Down to the final character, output the records below as they stand.

■ Data for analysis
= = = =

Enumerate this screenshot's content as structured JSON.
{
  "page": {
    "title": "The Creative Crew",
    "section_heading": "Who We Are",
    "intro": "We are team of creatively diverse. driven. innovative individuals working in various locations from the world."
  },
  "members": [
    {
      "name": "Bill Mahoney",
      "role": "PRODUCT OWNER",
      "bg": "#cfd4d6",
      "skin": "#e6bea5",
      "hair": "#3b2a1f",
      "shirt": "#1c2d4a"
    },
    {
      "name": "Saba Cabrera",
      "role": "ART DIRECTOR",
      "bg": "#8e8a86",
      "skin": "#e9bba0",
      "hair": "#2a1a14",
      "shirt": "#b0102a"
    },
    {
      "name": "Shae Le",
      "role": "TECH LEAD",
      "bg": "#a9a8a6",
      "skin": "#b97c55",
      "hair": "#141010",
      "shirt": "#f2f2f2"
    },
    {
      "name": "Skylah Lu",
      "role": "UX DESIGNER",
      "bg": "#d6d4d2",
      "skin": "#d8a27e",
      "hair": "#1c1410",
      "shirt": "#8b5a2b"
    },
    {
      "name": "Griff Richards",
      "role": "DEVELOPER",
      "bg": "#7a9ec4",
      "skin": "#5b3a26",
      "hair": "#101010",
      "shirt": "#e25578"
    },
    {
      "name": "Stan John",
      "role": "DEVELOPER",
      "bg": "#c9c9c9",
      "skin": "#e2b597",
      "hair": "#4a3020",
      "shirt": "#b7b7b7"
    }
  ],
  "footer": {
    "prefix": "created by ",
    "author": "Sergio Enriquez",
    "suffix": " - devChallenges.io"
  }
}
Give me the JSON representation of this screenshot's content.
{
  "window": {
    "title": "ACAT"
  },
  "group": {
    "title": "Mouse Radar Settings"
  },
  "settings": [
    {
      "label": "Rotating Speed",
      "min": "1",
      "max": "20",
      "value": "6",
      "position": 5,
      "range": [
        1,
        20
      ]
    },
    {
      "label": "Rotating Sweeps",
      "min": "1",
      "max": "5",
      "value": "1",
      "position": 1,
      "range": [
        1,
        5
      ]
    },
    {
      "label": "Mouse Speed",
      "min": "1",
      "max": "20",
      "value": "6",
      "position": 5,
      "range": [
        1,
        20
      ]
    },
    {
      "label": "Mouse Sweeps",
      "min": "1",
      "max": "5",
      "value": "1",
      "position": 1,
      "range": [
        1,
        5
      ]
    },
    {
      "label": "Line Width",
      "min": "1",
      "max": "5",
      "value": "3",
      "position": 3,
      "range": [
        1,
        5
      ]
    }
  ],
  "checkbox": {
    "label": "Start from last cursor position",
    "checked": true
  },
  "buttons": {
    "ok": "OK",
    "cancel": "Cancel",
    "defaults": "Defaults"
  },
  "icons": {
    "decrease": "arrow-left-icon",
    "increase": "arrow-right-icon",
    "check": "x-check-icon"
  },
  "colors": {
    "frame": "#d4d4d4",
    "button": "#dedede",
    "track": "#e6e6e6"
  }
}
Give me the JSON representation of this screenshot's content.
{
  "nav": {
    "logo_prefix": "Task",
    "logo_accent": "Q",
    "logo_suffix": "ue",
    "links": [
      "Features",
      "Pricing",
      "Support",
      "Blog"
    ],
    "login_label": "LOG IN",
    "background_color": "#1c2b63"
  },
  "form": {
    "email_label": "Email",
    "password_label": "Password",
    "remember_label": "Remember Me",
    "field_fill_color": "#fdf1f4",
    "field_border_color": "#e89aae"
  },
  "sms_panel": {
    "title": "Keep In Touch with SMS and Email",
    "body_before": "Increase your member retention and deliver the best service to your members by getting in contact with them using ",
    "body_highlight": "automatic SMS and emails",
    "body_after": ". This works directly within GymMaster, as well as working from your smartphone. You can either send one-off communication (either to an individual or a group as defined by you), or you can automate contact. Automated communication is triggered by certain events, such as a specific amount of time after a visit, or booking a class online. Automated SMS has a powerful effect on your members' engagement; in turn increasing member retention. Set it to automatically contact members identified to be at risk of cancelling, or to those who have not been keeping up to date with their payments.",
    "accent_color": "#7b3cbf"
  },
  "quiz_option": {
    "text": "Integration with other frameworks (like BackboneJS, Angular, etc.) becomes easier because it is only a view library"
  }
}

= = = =

■ Result of the task
Enumerate this screenshot's content as structured JSON.
{
  "page": {
    "title": "The Creative Crew",
    "section_heading": "Who We Are",
    "intro": "We are team of creatively diverse. driven. innovative individuals working in various locations from the world."
  },
  "members": [
    {
      "name": "Bill Mahoney",
      "role": "PRODUCT OWNER",
      "bg": "#cfd4d6",
      "skin": "#e6bea5",
      "hair": "#3b2a1f",
      "shirt": "#1c2d4a"
    },
    {
      "name": "Saba Cabrera",
      "role": "ART DIRECTOR",
      "bg": "#8e8a86",
      "skin": "#e9bba0",
      "hair": "#2a1a14",
      "shirt": "#b0102a"
    },
    {
      "name": "Shae Le",
      "role": "TECH LEAD",
      "bg": "#a9a8a6",
      "skin": "#b97c55",
      "hair": "#141010",
      "shirt": "#f2f2f2"
    },
    {
      "name": "Skylah Lu",
      "role": "UX DESIGNER",
      "bg": "#d6d4d2",
      "skin": "#d8a27e",
      "hair": "#1c1410",
      "shirt": "#8b5a2b"
    },
    {
      "name": "Griff Richards",
      "role": "DEVELOPER",
      "bg": "#7a9ec4",
      "skin": "#5b3a26",
      "hair": "#101010",
      "shirt": "#e25578"
    },
    {
      "name": "Stan John",
      "role": "DEVELOPER",
      "bg": "#c9c9c9",
      "skin": "#e2b597",
      "hair": "#4a3020",
      "shirt": "#b7b7b7"
    }
  ],
  "footer": {
    "prefix": "created by ",
    "author": "Sergio Enriquez",
    "suffix": " - devChallenges.io"
  }
}
Give me the JSON representation of this screenshot's content.
{
  "window": {
    "title": "ACAT"
  },
  "group": {
    "title": "Mouse Radar Settings"
  },
  "settings": [
    {
      "label": "Rotating Speed",
      "min": "1",
      "max": "20",
      "value": "6",
      "position": 5,
      "range": [
        1,
        20
      ]
    },
    {
      "label": "Rotating Sweeps",
      "min": "1",
      "max": "5",
      "value": "1",
      "position": 1,
      "range": [
        1,
        5
      ]
    },
    {
      "label": "Mouse Speed",
      "min": "1",
      "max": "20",
      "value": "6",
      "position": 5,
      "range": [
        1,
        20
      ]
    },
    {
      "label": "Mouse Sweeps",
      "min": "1",
      "max": "5",
      "value": "1",
      "position": 1,
      "range": [
        1,
        5
      ]
    },
    {
      "label": "Line Width",
      "min": "1",
      "max": "5",
      "value": "3",
      "position": 3,
      "range": [
        1,
        5
      ]
    }
  ],
  "checkbox": {
    "label": "Start from last cursor position",
    "checked": true
  },
  "buttons": {
    "ok": "OK",
    "cancel": "Cancel",
    "defaults": "Defaults"
  },
  "icons": {
    "decrease": "arrow-left-icon",
    "increase": "arrow-right-icon",
    "check": "x-check-icon"
  },
  "colors": {
    "frame": "#d4d4d4",
    "button": "#dedede",
    "track": "#e6e6e6"
  }
}
Give me the JSON representation of this screenshot's content.
{
  "nav": {
    "logo_prefix": "Task",
    "logo_accent": "Q",
    "logo_suffix": "ue",
    "links": [
      "Features",
      "Pricing",
      "Support",
      "Blog"
    ],
    "login_label": "LOG IN",
    "background_color": "#1c2b63"
  },
  "form": {
    "email_label": "Email",
    "password_label": "Password",
    "remember_label": "Remember Me",
    "field_fill_color": "#fdf1f4",
    "field_border_color": "#e89aae"
  },
  "sms_panel": {
    "title": "Keep In Touch with SMS and Email",
    "body_before": "Increase your member retention and deliver the best service to your members by getting in contact with them using ",
    "body_highlight": "automatic SMS and emails",
    "body_after": ". This works directly within GymMaster, as well as working from your smartphone. You can either send one-off communication (either to an individual or a group as defined by you), or you can automate contact. Automated communication is triggered by certain events, such as a specific amount of time after a visit, or booking a class online. Automated SMS has a powerful effect on your members' engagement; in turn increasing member retention. Set it to automatically contact members identified to be at risk of cancelling, or to those who have not been keeping up to date with their payments.",
    "accent_color": "#7b3cbf"
  },
  "quiz_option": {
    "text": "Integration with other frameworks (like BackboneJS, Angular, etc.) becomes easier because it is only a view library"
  }
}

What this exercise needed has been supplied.